From dangerous driving to drug use, numerous studies have shown that teens are far more likely to engage in a slew of risky behaviors when they’re with peers than when they’re alone.
For example, studies conducted by Laurence Steinberg of Temple University demonstrated that teens—who are already among the most risk-prone drivers to begin with—are even more likely to take risks behind the wheel when peers are present.
However, new research from a team of psychological scientists from the University of Illinois demonstrates that parents, as well as peers, can also significantly influence a teen driver’s behavior.
“[Steinberg] found that peers significantly increase risk-taking among teens,” says lead author Eva Telzer. “I wanted to know whether we could reduce risk-taking by bringing a parent into the car.”
It might seem obvious that a teen wouldn’t want to show off their daredevil driving skills in front of mom. However, Telzer and colleagues not only showed that teens are less risk-prone with mom watching, but they identified specific neural mechanisms involved when teen brains balance risk and reward.
A brain area associated with reward known as the ventral striatum is more sensitive to rewards in adolescence than during any other developmental period. When teens encounter a risky situation, say speeding through a yellow light at an intersection, the ventral striatum shows heightened activation.
Telzer’s team hypothesized that risky driving when teens were alone would elicit heightened activation in the ventral striatum. But with mom watching would risky driving be just as thrilling?
The researchers expected that when mothers were present areas of the brain related to reward would show less activation, while areas involved in self-control, such as the prefrontal cortex, would show heightened activity.
For the study, 25 14-year-olds and their mothers came to the lab to complete a series of simulated driving tasks in an fMRI scanner.
Adolescents were asked to complete a driving course for a cash prize; the faster they completed the course, the more money they could win. They then completed two rounds of the course during two functional brain scans—one round of the game while their mother was watching and one round while alone.
Throughout the course, they encountered a number of stoplights and had to decide whether to stop or go by pressing one of two buttons. A decision to go through the intersection was the fastest option, but participants risked the possibility of crashing, which added a 6-second delay to their total time. If they chose to stop at the intersection there was no risk of a crash, but there would be an automatic 3-second delay. At the end of each round, participants were presented with their overall time and number of crashes.
During the mother condition, the participant’s mother simply told him or her that she would be present and watching. The mothers did not provide any feedback, encouragement, or directions during the experiment.

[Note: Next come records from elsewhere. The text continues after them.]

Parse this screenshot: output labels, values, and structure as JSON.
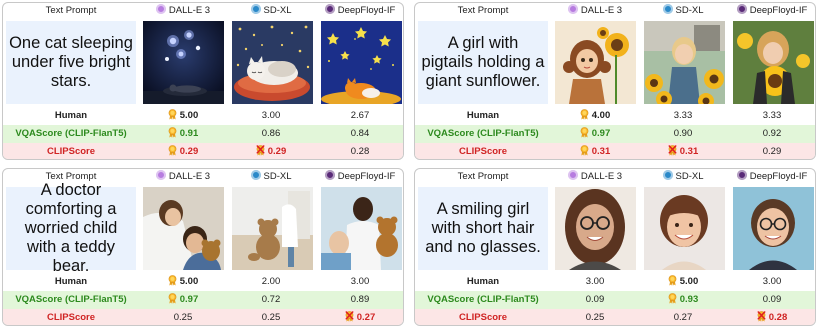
{
  "header": {
    "text_prompt": "Text Prompt",
    "models": [
      "DALL-E 3",
      "SD-XL",
      "DeepFloyd-IF"
    ]
  },
  "row_labels": [
    "Human",
    "VQAScore (CLIP-FlanT5)",
    "CLIPScore"
  ],
  "colors": {
    "prompt_bg": "#eaf2fd",
    "vqa_row": "#e2f6d9",
    "clip_row": "#fce6e6",
    "vqa_text": "#2d8a1e",
    "clip_text": "#d02424"
  },
  "panels": [
    {
      "prompt": "One cat sleeping under five bright stars.",
      "scores": {
        "human": [
          "5.00",
          "3.00",
          "2.67"
        ],
        "vqa": [
          "0.91",
          "0.86",
          "0.84"
        ],
        "clip": [
          "0.29",
          "0.29",
          "0.28"
        ]
      },
      "marks": {
        "human": [
          "medal",
          "",
          ""
        ],
        "vqa": [
          "medal",
          "",
          ""
        ],
        "clip": [
          "medal",
          "cross",
          ""
        ]
      },
      "images": [
        "night-sky-cat",
        "cat-on-cushion",
        "fox-under-stars"
      ]
    },
    {
      "prompt": "A girl with pigtails holding a giant sunflower.",
      "scores": {
        "human": [
          "4.00",
          "3.33",
          "3.33"
        ],
        "vqa": [
          "0.97",
          "0.90",
          "0.92"
        ],
        "clip": [
          "0.31",
          "0.31",
          "0.29"
        ]
      },
      "marks": {
        "human": [
          "medal",
          "",
          ""
        ],
        "vqa": [
          "medal",
          "",
          ""
        ],
        "clip": [
          "medal",
          "cross",
          ""
        ]
      },
      "images": [
        "cartoon-girl-sunflower",
        "girl-in-sunflower-field",
        "girl-holding-sunflower"
      ]
    },
    {
      "prompt": "A doctor comforting a worried child with a teddy bear.",
      "scores": {
        "human": [
          "5.00",
          "2.00",
          "3.00"
        ],
        "vqa": [
          "0.97",
          "0.72",
          "0.89"
        ],
        "clip": [
          "0.25",
          "0.25",
          "0.27"
        ]
      },
      "marks": {
        "human": [
          "medal",
          "",
          ""
        ],
        "vqa": [
          "medal",
          "",
          ""
        ],
        "clip": [
          "",
          "",
          "cross"
        ]
      },
      "images": [
        "doctor-hugging-child",
        "teddy-on-floor",
        "child-with-teddy"
      ]
    },
    {
      "prompt": "A smiling girl with short hair and no glasses.",
      "scores": {
        "human": [
          "3.00",
          "5.00",
          "3.00"
        ],
        "vqa": [
          "0.09",
          "0.93",
          "0.09"
        ],
        "clip": [
          "0.25",
          "0.27",
          "0.28"
        ]
      },
      "marks": {
        "human": [
          "",
          "medal",
          ""
        ],
        "vqa": [
          "",
          "medal",
          ""
        ],
        "clip": [
          "",
          "",
          "cross"
        ]
      },
      "images": [
        "girl-with-glasses",
        "girl-short-hair",
        "woman-with-glasses"
      ]
    }
  ]
}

The results showed that when the teens were alone they engaged in more risky decisions. And, just as the researchers expected, fMRI data showed heightened activation in the ventral striatum when the teens ignored a yellow stoplight and drove through the intersection anyway.
However, the teens showed strikingly different results when mom was watching.
Not only did they engage in fewer risky decisions compared to when they drove alone, they showed greater prefrontal cortex activation when making safe decisions and decreased activation in the ventral striatum following risky decisions.
“Together, our findings suggest that mothers reduce the rewarding and salient nature of engaging in risk taking, perhaps taking the fun out of being risky,” Telzer writes in the journal Social Cognitive and Affective Neuroscience. “Our findings suggest that parental influence does not have to be explicit. The mere presence of a parent in the room or car may help adolescents to slow down, think twice and make more deliberative and safe decisions.”
Telzer, E. H., Ichien, N. T., & Qu, Y. (2015). Mothers know best: redirecting adolescent reward sensitivity toward safe behavior during risk taking. Social Cognitive and Affective Neuroscience. doi:10.1093/scan/nsv026